A slot is an opening, hole, groove, vent or slit that allows something to pass through it. It is sometimes referred to as a window or a niche. The word is also used for a position or spot in a game or activity. For example, players can book a time slot to play in a tournament or activity.
In football, a team isn’t complete without a versatile receiver who can line up in the slot area. Slot receivers primarily play behind the line of scrimmage and can run up, in or out on routes. They need to have precise hands and be very fast. Often, they’re smaller and stockier than wide receivers. They usually wear a number in the range of 1-49 or 80-89.
Historically, all slot machines used revolving mechanical reels to display and determine results. The original three-reel machines only had 103 possible combinations. Eventually, manufacturers began using microprocessors to increase the number of combinations.

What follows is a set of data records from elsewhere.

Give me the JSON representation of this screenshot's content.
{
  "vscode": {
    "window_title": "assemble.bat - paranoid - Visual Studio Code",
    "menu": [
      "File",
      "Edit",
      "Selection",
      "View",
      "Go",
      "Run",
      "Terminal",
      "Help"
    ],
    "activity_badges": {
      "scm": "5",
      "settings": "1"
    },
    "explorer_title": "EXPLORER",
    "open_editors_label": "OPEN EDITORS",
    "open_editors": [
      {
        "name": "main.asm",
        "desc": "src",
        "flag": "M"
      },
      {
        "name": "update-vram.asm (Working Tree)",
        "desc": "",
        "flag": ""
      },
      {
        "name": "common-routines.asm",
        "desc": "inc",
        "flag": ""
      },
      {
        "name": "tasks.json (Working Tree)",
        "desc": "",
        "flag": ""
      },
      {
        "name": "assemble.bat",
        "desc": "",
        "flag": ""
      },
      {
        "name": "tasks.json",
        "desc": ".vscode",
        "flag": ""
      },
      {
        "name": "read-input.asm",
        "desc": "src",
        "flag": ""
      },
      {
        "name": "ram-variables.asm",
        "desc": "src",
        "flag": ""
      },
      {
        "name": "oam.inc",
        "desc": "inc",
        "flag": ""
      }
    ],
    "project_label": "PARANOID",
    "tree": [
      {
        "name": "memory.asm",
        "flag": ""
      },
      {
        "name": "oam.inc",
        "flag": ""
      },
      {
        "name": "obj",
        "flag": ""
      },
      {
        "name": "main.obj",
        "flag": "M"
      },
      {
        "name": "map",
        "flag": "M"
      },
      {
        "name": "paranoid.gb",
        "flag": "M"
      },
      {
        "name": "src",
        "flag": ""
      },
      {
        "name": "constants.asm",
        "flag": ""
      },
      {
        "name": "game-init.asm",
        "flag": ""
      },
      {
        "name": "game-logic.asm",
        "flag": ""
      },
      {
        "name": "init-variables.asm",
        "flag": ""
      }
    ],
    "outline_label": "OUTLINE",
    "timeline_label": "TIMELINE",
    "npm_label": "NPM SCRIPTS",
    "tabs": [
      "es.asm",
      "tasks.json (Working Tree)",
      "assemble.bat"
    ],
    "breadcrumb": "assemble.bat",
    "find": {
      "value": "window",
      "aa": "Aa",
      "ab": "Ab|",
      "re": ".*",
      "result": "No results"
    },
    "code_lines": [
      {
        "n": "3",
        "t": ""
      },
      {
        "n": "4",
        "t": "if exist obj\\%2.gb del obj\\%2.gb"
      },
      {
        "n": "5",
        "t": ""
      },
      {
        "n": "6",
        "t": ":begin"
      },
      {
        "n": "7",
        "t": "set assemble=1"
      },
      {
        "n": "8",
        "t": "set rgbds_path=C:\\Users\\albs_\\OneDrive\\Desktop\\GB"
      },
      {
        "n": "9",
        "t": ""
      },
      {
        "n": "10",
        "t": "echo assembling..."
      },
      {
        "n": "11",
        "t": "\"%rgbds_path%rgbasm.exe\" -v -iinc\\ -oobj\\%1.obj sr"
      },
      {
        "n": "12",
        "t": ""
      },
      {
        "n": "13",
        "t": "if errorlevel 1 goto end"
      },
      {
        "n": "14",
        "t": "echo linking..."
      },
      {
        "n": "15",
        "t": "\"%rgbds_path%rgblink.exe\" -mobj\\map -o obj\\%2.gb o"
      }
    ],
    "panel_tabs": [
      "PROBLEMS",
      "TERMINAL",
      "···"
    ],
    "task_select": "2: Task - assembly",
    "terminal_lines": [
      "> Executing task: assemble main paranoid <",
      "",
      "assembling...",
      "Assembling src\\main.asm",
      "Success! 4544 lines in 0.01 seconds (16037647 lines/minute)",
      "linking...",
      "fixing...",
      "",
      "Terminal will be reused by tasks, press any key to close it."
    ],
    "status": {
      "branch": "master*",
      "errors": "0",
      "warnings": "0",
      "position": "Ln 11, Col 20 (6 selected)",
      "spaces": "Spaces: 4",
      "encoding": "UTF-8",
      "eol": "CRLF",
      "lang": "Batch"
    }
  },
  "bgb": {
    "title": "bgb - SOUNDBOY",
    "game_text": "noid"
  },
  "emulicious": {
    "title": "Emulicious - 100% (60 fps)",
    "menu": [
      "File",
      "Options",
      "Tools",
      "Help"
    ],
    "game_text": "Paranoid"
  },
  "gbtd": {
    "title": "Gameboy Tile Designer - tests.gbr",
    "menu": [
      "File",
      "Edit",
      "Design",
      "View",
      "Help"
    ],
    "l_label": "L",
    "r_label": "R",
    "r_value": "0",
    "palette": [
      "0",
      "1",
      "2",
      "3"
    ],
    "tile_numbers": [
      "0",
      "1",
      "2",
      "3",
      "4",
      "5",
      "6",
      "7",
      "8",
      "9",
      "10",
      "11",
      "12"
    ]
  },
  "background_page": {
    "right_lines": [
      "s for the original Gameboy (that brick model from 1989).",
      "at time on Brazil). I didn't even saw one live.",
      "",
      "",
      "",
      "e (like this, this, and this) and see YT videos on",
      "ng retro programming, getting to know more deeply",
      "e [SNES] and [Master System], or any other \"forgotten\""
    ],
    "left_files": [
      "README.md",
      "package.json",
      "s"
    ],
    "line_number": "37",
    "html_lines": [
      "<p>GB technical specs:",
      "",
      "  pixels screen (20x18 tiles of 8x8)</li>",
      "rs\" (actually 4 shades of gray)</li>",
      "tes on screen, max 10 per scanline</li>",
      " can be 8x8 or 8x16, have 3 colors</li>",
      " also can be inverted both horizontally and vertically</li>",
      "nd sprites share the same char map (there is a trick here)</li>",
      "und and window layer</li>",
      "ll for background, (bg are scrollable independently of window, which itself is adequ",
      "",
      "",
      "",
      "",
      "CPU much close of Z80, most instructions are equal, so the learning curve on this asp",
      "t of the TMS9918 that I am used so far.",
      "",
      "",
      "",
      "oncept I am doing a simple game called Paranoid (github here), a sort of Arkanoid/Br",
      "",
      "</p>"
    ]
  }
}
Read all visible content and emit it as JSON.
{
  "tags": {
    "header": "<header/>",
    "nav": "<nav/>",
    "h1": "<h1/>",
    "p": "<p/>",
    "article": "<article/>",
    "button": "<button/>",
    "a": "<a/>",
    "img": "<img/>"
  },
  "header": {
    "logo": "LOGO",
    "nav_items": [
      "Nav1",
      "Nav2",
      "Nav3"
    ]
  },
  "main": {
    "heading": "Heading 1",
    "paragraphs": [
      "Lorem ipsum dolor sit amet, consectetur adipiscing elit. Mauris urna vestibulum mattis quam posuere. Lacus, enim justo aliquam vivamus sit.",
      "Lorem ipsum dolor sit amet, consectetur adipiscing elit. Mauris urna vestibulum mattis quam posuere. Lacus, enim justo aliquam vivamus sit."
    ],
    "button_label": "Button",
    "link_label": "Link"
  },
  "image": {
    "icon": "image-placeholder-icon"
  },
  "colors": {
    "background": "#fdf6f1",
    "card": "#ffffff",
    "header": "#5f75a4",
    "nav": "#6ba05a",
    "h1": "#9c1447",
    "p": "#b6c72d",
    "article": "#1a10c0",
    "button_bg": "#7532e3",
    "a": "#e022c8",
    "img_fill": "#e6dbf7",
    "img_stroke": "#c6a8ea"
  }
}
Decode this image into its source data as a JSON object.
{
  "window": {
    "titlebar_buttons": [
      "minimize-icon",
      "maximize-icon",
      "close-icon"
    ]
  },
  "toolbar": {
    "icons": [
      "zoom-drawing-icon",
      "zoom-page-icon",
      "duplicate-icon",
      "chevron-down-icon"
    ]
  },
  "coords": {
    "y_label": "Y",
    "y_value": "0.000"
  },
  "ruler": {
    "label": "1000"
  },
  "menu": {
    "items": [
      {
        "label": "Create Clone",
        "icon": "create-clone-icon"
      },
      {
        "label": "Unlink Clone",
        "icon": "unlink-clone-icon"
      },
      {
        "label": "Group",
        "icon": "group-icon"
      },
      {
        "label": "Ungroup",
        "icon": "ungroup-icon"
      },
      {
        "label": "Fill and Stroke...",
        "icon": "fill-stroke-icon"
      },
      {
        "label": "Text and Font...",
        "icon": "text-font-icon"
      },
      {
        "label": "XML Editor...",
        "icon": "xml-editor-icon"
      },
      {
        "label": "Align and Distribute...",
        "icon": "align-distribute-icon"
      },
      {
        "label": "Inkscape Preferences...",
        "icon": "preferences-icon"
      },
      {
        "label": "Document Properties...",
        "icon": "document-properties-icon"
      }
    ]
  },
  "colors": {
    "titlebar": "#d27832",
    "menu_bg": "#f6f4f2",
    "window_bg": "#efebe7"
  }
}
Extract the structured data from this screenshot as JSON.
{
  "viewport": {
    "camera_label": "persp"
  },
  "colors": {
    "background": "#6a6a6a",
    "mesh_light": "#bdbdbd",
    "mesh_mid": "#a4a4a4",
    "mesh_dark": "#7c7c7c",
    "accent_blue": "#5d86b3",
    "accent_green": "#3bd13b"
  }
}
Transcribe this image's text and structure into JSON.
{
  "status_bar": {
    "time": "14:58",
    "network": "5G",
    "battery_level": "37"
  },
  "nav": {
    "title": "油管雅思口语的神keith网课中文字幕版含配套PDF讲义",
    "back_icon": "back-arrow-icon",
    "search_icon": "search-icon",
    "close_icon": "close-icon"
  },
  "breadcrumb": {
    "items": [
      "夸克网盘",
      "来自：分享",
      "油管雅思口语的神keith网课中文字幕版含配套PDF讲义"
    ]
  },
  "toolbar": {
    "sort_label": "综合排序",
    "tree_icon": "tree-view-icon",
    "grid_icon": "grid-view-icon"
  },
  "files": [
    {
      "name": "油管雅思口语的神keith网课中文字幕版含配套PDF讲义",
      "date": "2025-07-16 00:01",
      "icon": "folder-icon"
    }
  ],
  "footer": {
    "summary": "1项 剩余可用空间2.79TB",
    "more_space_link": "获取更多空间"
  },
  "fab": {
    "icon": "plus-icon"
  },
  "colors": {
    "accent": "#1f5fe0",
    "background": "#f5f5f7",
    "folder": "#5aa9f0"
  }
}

These computer chips translate the coins and other inserted money into game credits that trigger motors to spin the reels. The machine then uses a random number generator to determine where the reels will stop. The pay table on the machine lists the payouts for each combination. The odds of winning are calculated by multiplying the probability for each symbol by the number of reels and the amount that is paid out when that specific combination appears on the payline. Currently, most states allow private ownership of slot machines. However, some states require that the machines be of a certain age or have a minimum number of reels to qualify.